And what about Carver’s narrator? The man on the tube, the man who watched those around him, who waited for the right time do what he was chosen to do. He was Carvers ultimate mouthpiece, the one who questioned his characters motives, their inner psyche. Who was he, Carver asked us? Was he God, the all seeing, all knowing figure so many believed or was he a man poised to change the lives of many, the beliefs of others systematically placed in his brain, the power to change lives at his fingertips.
To me he was whatever you wanted him to be, Carvers genius instrument that questioned, cajoled the reader to dig deep, to question our reality, wether that be how we see things or how wider society views life.

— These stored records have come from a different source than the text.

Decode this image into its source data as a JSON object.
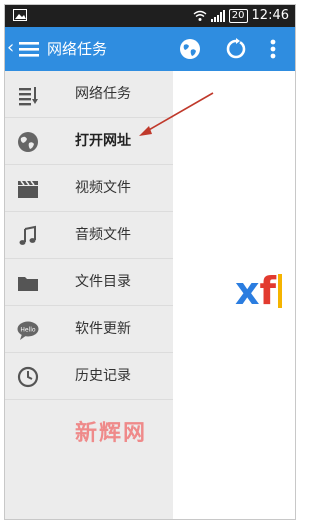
{
  "status_bar": {
    "battery": "20",
    "time": "12:46"
  },
  "app_bar": {
    "back_glyph": "‹",
    "title": "网络任务"
  },
  "drawer": {
    "items": [
      {
        "label": "网络任务",
        "icon": "list-sort-icon"
      },
      {
        "label": "打开网址",
        "icon": "globe-icon"
      },
      {
        "label": "视频文件",
        "icon": "clapper-icon"
      },
      {
        "label": "音频文件",
        "icon": "music-note-icon"
      },
      {
        "label": "文件目录",
        "icon": "folder-icon"
      },
      {
        "label": "软件更新",
        "icon": "hello-bubble-icon"
      },
      {
        "label": "历史记录",
        "icon": "clock-icon"
      }
    ]
  },
  "content": {
    "logo_x": "x",
    "logo_f": "f"
  },
  "watermark": "新辉网",
  "colors": {
    "app_bar": "#2f8de0",
    "drawer": "#ececec",
    "arrow": "#c0392b"
  }
}
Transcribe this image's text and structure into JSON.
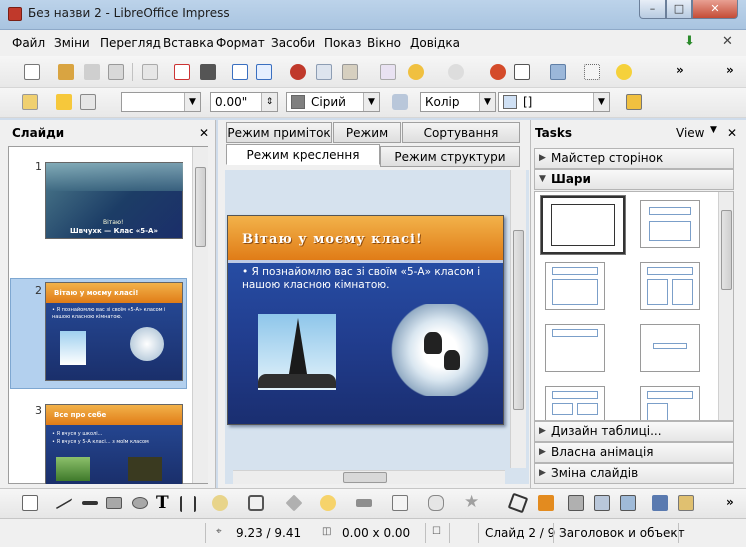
{
  "window": {
    "title": "Без назви 2 - LibreOffice Impress",
    "min": "–",
    "max": "□",
    "close": "✕"
  },
  "menu": {
    "items": [
      "Файл",
      "Зміни",
      "Перегляд",
      "Вставка",
      "Формат",
      "Засоби",
      "Показ",
      "Вікно",
      "Довідка"
    ]
  },
  "toolbar2": {
    "line_width": "0.00\"",
    "line_color": "Сірий",
    "fill_type": "Колір",
    "fill_value": "[]"
  },
  "slides_panel": {
    "title": "Слайди",
    "close": "✕",
    "numbers": [
      "1",
      "2",
      "3"
    ]
  },
  "slide_thumbs": {
    "s1": {
      "title": "Швчухк — Клас «5-А»",
      "label": "Вітаю!"
    },
    "s2": {
      "title": "Вітаю у моєму класі!",
      "bullet": "• Я познайомлю вас зі своїм «5-А» класом і нашою класною кімнатою."
    },
    "s3": {
      "title": "Все про себе",
      "b1": "• Я вчуся у школі...",
      "b2": "• Я вчуся у 5-А класі...  з моїм класом"
    }
  },
  "tabs": {
    "notes": "Режим приміток",
    "handout": "Режим тез",
    "sorter": "Сортування слайду",
    "drawing": "Режим креслення",
    "outline": "Режим структури"
  },
  "slide": {
    "title": "Вітаю у моєму класі!",
    "bullet": "Я познайомлю вас зі своїм «5-А» класом і нашою класною кімнатою."
  },
  "tasks": {
    "title": "Tasks",
    "view": "View",
    "close": "✕",
    "sections": {
      "master": "Майстер сторінок",
      "layouts": "Шари",
      "table": "Дизайн таблиці...",
      "anim": "Власна анімація",
      "transition": "Зміна слайдів"
    }
  },
  "status": {
    "position": "9.23 / 9.41",
    "size": "0.00 x 0.00",
    "slide": "Слайд 2 / 9",
    "layout": "Заголовок и объект"
  },
  "colors": {
    "accent": "#3c6fc4",
    "slide_band": "#e98a1f",
    "line_color": "#808080",
    "fill_color": "#cfe0f4"
  }
}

The ending brilliantly captivated it all, a glorious conclusion of winners and losers, of epiphanies, enlightenment and despair.
Thank you Will Carver for once again pushing the boundaries, of being brave and skilful enough to not write the usual thriller but instead to be that off beat deep thinker we all love.
I would to thank Orenda Books for a copy of The Daves Next Door to read and review and to Random Things Tours for inviting My Bookish Blogspot to participate in the blogtour.
About the author
Will Carver is the international bestselling author of the January David series. He spent his early years in Germany, but returned to the UK at age eleven, when his sporting career took off. He turned down a professional rugby contract to study theatre and television at King Alfred’s, Winchester, where he set up a successful theatre company. He currently runs his own fitness and nutrition company, and lives in Reading with his two children. Will’s latest title published by Orenda Books, The Beresford is out in July. His previous title Hinton Hollow Death Trip was longlisted for the Not the Booker Prize, while Nothing Important Happened Today was longlisted for the Theakston’s Old Peculier Crime Novel of the Year. Good Samaritans was book of the year in Guardian, Telegraph and Daily Express, and hit number one on the ebook charts.